» Dataset entries:
##############################

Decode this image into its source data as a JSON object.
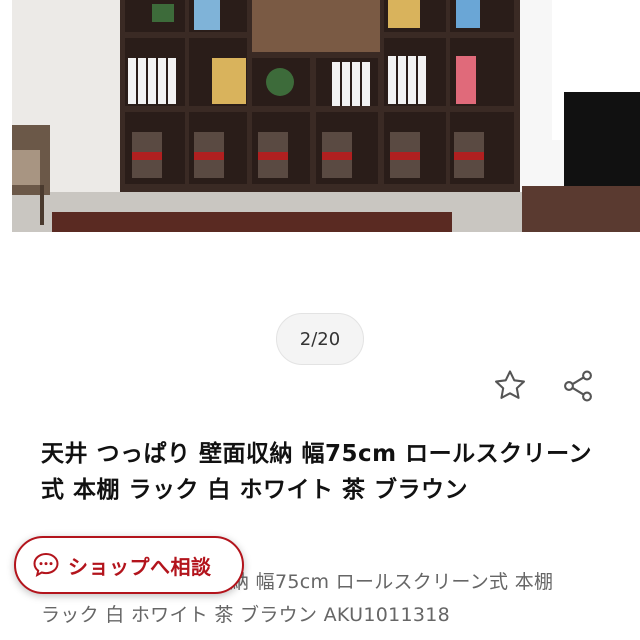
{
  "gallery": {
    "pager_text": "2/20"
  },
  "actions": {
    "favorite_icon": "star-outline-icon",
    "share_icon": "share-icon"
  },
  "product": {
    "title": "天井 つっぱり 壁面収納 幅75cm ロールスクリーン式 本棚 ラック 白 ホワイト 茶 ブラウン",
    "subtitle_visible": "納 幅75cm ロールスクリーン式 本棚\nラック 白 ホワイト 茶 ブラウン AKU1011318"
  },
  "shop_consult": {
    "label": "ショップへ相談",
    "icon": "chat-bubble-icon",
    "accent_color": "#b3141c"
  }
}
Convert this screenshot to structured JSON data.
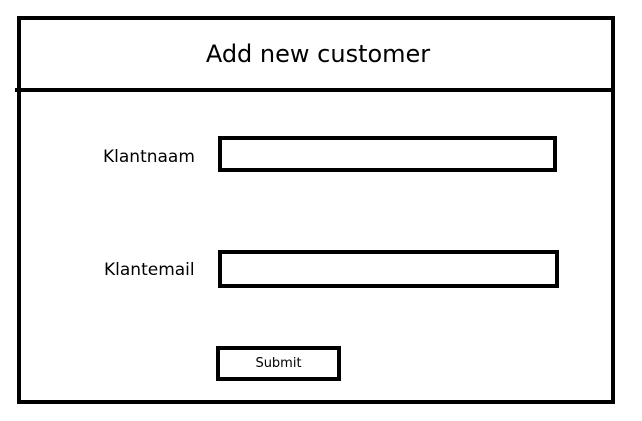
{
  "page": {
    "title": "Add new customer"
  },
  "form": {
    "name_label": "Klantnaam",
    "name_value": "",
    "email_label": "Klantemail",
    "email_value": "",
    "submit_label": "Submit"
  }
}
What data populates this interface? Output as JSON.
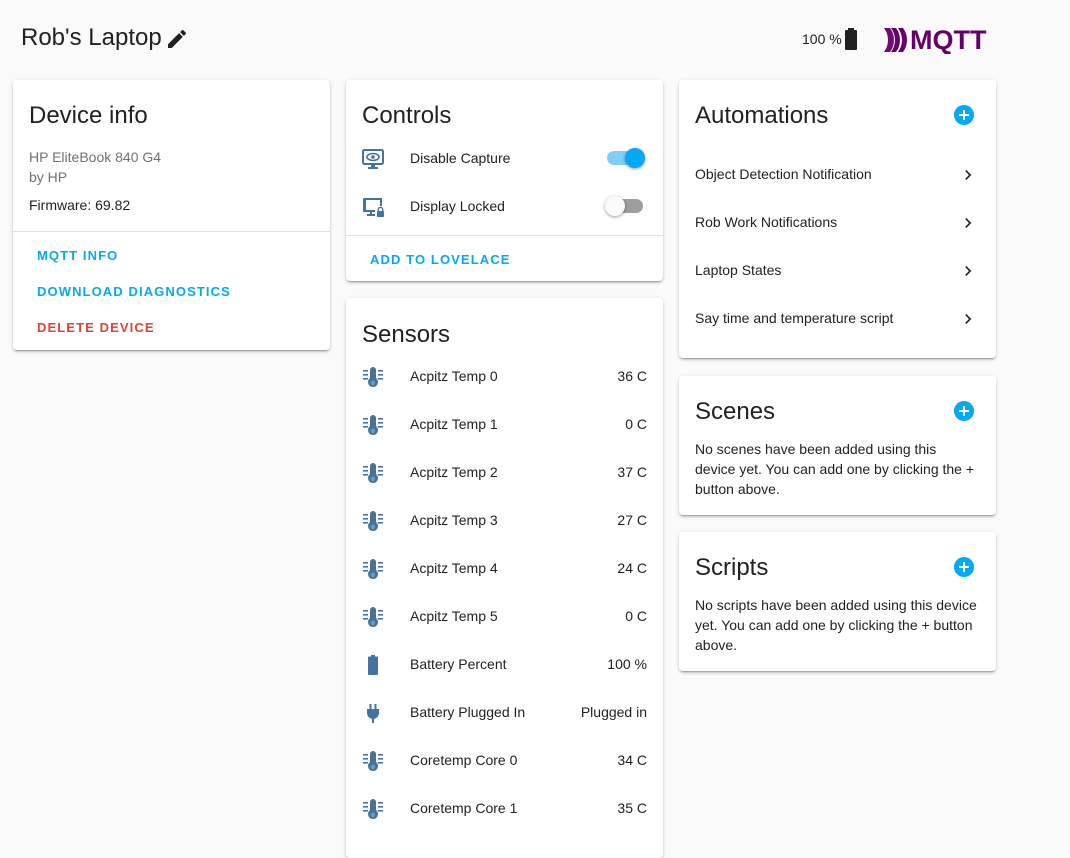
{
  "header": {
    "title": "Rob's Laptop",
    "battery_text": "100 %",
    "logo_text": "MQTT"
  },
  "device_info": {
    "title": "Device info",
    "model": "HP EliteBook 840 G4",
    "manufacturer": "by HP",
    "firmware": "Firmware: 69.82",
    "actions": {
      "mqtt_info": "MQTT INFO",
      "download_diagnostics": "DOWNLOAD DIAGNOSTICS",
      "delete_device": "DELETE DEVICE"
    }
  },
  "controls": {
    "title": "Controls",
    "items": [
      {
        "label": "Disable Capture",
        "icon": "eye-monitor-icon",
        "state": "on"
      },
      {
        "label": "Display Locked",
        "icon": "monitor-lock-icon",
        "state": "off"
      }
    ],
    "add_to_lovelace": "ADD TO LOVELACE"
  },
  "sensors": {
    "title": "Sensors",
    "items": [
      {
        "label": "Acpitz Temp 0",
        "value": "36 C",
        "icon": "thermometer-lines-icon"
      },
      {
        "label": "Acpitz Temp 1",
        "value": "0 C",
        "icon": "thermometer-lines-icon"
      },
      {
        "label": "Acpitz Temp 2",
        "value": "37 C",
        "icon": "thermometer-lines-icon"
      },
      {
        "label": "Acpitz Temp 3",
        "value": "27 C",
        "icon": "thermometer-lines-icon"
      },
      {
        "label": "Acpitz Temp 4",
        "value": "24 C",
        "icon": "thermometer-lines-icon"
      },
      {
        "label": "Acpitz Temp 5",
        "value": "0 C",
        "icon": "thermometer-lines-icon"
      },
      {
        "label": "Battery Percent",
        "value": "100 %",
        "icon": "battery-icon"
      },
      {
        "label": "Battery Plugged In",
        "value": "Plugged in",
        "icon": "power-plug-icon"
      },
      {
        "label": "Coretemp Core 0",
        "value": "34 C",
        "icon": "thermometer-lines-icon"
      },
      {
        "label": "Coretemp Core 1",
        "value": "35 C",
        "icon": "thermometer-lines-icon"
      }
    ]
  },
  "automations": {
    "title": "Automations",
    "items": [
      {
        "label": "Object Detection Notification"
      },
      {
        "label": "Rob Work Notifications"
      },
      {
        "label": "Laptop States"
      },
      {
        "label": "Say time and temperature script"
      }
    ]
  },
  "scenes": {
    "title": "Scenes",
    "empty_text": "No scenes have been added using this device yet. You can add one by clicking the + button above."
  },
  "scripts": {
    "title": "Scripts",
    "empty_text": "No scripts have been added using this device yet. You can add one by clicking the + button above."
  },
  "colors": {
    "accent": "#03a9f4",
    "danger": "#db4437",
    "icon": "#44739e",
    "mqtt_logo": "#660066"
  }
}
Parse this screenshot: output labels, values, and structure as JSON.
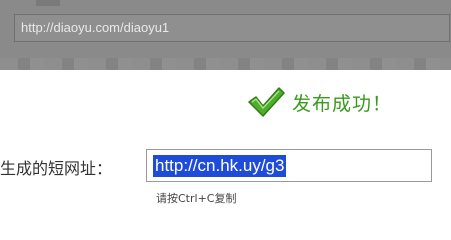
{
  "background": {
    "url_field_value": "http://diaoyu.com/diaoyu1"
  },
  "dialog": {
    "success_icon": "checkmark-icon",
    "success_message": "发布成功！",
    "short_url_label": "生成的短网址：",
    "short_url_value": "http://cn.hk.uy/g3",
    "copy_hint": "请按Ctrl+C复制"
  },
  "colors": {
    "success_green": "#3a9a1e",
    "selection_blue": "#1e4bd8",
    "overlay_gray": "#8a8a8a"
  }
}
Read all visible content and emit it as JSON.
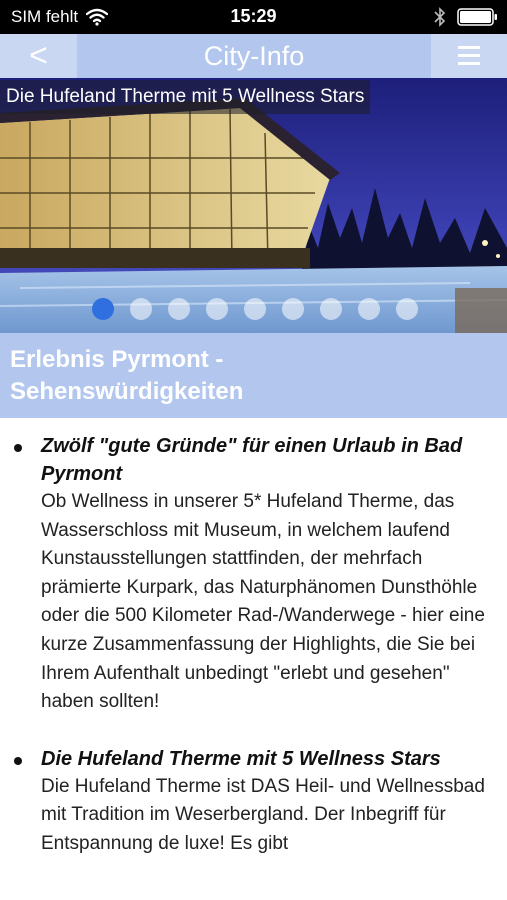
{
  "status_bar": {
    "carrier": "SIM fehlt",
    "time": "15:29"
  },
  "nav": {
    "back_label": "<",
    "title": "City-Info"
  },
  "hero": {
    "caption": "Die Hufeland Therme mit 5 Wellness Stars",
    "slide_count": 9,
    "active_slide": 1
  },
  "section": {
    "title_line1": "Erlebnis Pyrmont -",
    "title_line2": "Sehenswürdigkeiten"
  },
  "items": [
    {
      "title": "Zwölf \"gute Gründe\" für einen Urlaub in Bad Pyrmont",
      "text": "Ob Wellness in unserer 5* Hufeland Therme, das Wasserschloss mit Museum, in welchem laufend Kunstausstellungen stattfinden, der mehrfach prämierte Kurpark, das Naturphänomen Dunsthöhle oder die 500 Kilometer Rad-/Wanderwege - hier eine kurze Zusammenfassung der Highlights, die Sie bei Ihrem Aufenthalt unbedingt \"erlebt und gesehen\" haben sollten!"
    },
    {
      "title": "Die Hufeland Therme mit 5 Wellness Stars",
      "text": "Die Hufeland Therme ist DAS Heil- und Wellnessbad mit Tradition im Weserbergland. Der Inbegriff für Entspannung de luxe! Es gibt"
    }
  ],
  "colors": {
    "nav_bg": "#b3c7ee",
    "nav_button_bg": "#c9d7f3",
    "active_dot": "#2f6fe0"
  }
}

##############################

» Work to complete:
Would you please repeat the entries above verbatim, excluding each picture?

» Answer to this problem:
Decode this image into its source data as a JSON object.
{
  "gallery": {
    "pager_text": "2/20"
  },
  "actions": {
    "favorite_icon": "star-outline-icon",
    "share_icon": "share-icon"
  },
  "product": {
    "title": "天井 つっぱり 壁面収納 幅75cm ロールスクリーン式 本棚 ラック 白 ホワイト 茶 ブラウン",
    "subtitle_visible": "納 幅75cm ロールスクリーン式 本棚\nラック 白 ホワイト 茶 ブラウン AKU1011318"
  },
  "shop_consult": {
    "label": "ショップへ相談",
    "icon": "chat-bubble-icon",
    "accent_color": "#b3141c"
  }
}
Convert this screenshot to structured JSON data.
{
  "page": {
    "title": "Add new customer"
  },
  "form": {
    "name_label": "Klantnaam",
    "name_value": "",
    "email_label": "Klantemail",
    "email_value": "",
    "submit_label": "Submit"
  }
}
What data populates this interface? Output as JSON.
{
  "header": {
    "title": "Rob's Laptop",
    "battery_text": "100 %",
    "logo_text": "MQTT"
  },
  "device_info": {
    "title": "Device info",
    "model": "HP EliteBook 840 G4",
    "manufacturer": "by HP",
    "firmware": "Firmware: 69.82",
    "actions": {
      "mqtt_info": "MQTT INFO",
      "download_diagnostics": "DOWNLOAD DIAGNOSTICS",
      "delete_device": "DELETE DEVICE"
    }
  },
  "controls": {
    "title": "Controls",
    "items": [
      {
        "label": "Disable Capture",
        "icon": "eye-monitor-icon",
        "state": "on"
      },
      {
        "label": "Display Locked",
        "icon": "monitor-lock-icon",
        "state": "off"
      }
    ],
    "add_to_lovelace": "ADD TO LOVELACE"
  },
  "sensors": {
    "title": "Sensors",
    "items": [
      {
        "label": "Acpitz Temp 0",
        "value": "36 C",
        "icon": "thermometer-lines-icon"
      },
      {
        "label": "Acpitz Temp 1",
        "value": "0 C",
        "icon": "thermometer-lines-icon"
      },
      {
        "label": "Acpitz Temp 2",
        "value": "37 C",
        "icon": "thermometer-lines-icon"
      },
      {
        "label": "Acpitz Temp 3",
        "value": "27 C",
        "icon": "thermometer-lines-icon"
      },
      {
        "label": "Acpitz Temp 4",
        "value": "24 C",
        "icon": "thermometer-lines-icon"
      },
      {
        "label": "Acpitz Temp 5",
        "value": "0 C",
        "icon": "thermometer-lines-icon"
      },
      {
        "label": "Battery Percent",
        "value": "100 %",
        "icon": "battery-icon"
      },
      {
        "label": "Battery Plugged In",
        "value": "Plugged in",
        "icon": "power-plug-icon"
      },
      {
        "label": "Coretemp Core 0",
        "value": "34 C",
        "icon": "thermometer-lines-icon"
      },
      {
        "label": "Coretemp Core 1",
        "value": "35 C",
        "icon": "thermometer-lines-icon"
      }
    ]
  },
  "automations": {
    "title": "Automations",
    "items": [
      {
        "label": "Object Detection Notification"
      },
      {
        "label": "Rob Work Notifications"
      },
      {
        "label": "Laptop States"
      },
      {
        "label": "Say time and temperature script"
      }
    ]
  },
  "scenes": {
    "title": "Scenes",
    "empty_text": "No scenes have been added using this device yet. You can add one by clicking the + button above."
  },
  "scripts": {
    "title": "Scripts",
    "empty_text": "No scripts have been added using this device yet. You can add one by clicking the + button above."
  },
  "colors": {
    "accent": "#03a9f4",
    "danger": "#db4437",
    "icon": "#44739e",
    "mqtt_logo": "#660066"
  }
}
Parse this screenshot: output labels, values, and structure as JSON.
{
  "background": {
    "url_field_value": "http://diaoyu.com/diaoyu1"
  },
  "dialog": {
    "success_icon": "checkmark-icon",
    "success_message": "发布成功！",
    "short_url_label": "生成的短网址：",
    "short_url_value": "http://cn.hk.uy/g3",
    "copy_hint": "请按Ctrl+C复制"
  },
  "colors": {
    "success_green": "#3a9a1e",
    "selection_blue": "#1e4bd8",
    "overlay_gray": "#8a8a8a"
  }
}
Read all visible content and emit it as JSON.
{
  "status_bar": {
    "carrier": "SIM fehlt",
    "time": "15:29"
  },
  "nav": {
    "back_label": "<",
    "title": "City-Info"
  },
  "hero": {
    "caption": "Die Hufeland Therme mit 5 Wellness Stars",
    "slide_count": 9,
    "active_slide": 1
  },
  "section": {
    "title_line1": "Erlebnis Pyrmont -",
    "title_line2": "Sehenswürdigkeiten"
  },
  "items": [
    {
      "title": "Zwölf \"gute Gründe\" für einen Urlaub in Bad Pyrmont",
      "text": "Ob Wellness in unserer 5* Hufeland Therme, das Wasserschloss mit Museum, in welchem laufend Kunstausstellungen stattfinden, der mehrfach prämierte Kurpark, das Naturphänomen Dunsthöhle oder die 500 Kilometer Rad-/Wanderwege - hier eine kurze Zusammenfassung der Highlights, die Sie bei Ihrem Aufenthalt unbedingt \"erlebt und gesehen\" haben sollten!"
    },
    {
      "title": "Die Hufeland Therme mit 5 Wellness Stars",
      "text": "Die Hufeland Therme ist DAS Heil- und Wellnessbad mit Tradition im Weserbergland. Der Inbegriff für Entspannung de luxe! Es gibt"
    }
  ],
  "colors": {
    "nav_bg": "#b3c7ee",
    "nav_button_bg": "#c9d7f3",
    "active_dot": "#2f6fe0"
  }
}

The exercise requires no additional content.